More than 100 artists and writers have joined forces to launch a strongly worded criticism of the main arts funding body.
Creative Scotland lacks regard for culture, and is confused and intrusive, according to an open letter to the organisation's chairman, Sir Sandy Crombie.
The letter is signed by leading figures including the Makar, or national poet, Liz Lochhead, author Alasdair Gray, crime writer Ian Rankin and playwright John Byrne.
It states: "Routinely, we see ill-conceived decision-making, unclear language, lack of empathy and regard for Scottish culture. We observe an organisation with a confused and intrusive management style married to a corporate ethos that seems designed to set artist against artist and company against company in the search for resources.
"This letter is not about money. This letter is about management. The arts are one of Scotland's proudest assets and most successful exports. We believe existing resources are best managed in an atmosphere of trust between those who make art and those who fund it. At present, this trust is low and receding daily."
Calling for a fresh start from the two-year-old organisation, the group asked that Creative Scotland acknowledges the "scale of the problem" and commits to more stable funding for small arts groups.
The artists demand an end to the "business speak" and jargon they say is used in official communications. They want policies to be revisited and complicated funding forms redesigned. Decisions should be taken by people with "artform expertise".
Ms Lochhead said she signed the letter because of a feeling of "absolute dismay". She said: "Something has to be said and something has to be done because a potentially catastrophic set of initiatives are being put in place all the time that really threaten how people in Scotland can work."
Saying she is not a "political person", Ms Lochhead said the decision to sign the letter was not taken lightly.
Last month, artists raised their concerns about Creative Scotland with MSPs on Holyrood's Culture Committee.
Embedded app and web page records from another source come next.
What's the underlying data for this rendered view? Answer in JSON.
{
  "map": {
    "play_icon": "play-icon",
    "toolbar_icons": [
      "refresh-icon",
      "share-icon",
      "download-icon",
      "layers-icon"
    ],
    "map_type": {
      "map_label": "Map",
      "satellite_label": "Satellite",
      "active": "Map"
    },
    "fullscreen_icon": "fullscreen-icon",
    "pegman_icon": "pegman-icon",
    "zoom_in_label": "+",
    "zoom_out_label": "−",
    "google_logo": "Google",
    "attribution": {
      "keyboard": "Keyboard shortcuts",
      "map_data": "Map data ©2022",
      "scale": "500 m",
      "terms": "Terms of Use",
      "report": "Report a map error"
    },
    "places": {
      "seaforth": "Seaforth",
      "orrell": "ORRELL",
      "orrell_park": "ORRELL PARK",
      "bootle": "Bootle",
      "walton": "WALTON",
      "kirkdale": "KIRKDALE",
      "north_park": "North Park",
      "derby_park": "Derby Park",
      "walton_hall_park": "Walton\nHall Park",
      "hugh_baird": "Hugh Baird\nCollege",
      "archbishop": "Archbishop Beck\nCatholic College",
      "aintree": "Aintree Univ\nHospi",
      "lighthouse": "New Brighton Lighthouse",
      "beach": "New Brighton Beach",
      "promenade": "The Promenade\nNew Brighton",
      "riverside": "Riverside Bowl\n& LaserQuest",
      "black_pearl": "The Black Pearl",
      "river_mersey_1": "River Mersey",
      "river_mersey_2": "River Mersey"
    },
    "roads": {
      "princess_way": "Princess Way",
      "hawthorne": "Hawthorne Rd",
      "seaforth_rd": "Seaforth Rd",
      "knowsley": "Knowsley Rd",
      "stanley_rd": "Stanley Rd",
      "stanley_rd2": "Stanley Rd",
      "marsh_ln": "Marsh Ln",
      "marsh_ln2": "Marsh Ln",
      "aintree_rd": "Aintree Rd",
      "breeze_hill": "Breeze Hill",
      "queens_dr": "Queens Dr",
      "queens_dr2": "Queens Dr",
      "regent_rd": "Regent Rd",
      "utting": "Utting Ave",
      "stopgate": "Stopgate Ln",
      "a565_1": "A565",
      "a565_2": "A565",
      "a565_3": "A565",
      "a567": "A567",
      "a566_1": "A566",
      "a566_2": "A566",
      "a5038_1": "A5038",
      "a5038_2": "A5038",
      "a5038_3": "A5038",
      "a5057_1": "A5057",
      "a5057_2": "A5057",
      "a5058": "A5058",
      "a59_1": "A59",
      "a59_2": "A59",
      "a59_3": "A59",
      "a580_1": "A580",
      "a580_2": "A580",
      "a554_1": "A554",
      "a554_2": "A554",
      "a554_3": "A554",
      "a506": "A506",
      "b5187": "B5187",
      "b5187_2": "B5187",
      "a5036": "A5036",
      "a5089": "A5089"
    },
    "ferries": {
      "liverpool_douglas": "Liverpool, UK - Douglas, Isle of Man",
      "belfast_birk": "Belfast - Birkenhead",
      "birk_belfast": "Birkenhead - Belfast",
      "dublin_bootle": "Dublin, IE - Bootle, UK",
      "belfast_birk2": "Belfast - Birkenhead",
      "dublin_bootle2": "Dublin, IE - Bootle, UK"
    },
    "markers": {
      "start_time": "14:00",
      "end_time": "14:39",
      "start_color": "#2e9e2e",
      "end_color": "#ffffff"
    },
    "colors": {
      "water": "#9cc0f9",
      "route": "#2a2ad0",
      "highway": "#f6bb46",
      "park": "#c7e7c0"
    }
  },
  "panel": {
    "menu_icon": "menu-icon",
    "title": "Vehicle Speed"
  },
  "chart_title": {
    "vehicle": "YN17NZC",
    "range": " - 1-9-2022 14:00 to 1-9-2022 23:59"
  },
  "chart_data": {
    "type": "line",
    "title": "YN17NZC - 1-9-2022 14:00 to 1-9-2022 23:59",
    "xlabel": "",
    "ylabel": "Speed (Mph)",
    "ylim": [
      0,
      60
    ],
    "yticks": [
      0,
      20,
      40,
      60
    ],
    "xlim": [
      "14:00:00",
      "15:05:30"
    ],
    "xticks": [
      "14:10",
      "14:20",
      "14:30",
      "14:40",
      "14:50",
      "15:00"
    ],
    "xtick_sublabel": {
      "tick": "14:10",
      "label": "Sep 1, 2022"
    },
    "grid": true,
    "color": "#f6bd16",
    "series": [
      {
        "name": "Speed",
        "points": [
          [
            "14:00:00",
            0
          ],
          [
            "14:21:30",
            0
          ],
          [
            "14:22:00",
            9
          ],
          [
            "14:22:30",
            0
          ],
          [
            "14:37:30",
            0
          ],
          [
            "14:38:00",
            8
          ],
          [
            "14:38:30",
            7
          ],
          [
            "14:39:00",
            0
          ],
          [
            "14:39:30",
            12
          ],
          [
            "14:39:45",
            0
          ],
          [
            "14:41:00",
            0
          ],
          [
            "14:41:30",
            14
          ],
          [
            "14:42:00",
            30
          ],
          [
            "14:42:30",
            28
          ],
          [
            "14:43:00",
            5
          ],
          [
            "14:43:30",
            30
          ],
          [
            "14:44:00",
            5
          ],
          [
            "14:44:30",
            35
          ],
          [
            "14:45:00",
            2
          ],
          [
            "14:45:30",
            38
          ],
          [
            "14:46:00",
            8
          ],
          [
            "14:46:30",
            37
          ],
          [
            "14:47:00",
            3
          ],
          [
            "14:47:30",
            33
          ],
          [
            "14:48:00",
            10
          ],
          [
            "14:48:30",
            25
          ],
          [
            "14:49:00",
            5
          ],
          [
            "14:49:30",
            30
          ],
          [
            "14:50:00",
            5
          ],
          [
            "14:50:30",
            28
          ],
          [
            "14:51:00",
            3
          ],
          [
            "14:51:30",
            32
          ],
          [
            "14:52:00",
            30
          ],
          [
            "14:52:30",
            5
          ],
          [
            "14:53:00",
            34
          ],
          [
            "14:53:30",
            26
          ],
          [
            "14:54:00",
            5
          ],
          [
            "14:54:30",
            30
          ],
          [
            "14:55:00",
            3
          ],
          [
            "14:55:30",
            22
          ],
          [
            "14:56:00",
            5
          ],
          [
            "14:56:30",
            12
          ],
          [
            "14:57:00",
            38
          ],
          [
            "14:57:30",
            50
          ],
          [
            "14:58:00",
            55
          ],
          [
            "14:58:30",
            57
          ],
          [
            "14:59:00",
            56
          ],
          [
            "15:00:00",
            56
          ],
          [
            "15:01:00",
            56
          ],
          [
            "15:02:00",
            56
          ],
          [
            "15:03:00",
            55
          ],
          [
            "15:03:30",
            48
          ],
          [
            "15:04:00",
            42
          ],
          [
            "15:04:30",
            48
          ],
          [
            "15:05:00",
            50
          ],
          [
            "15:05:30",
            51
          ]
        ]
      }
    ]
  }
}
The funding body was formed by the merger of the Scottish Arts Council and Scottish Screen.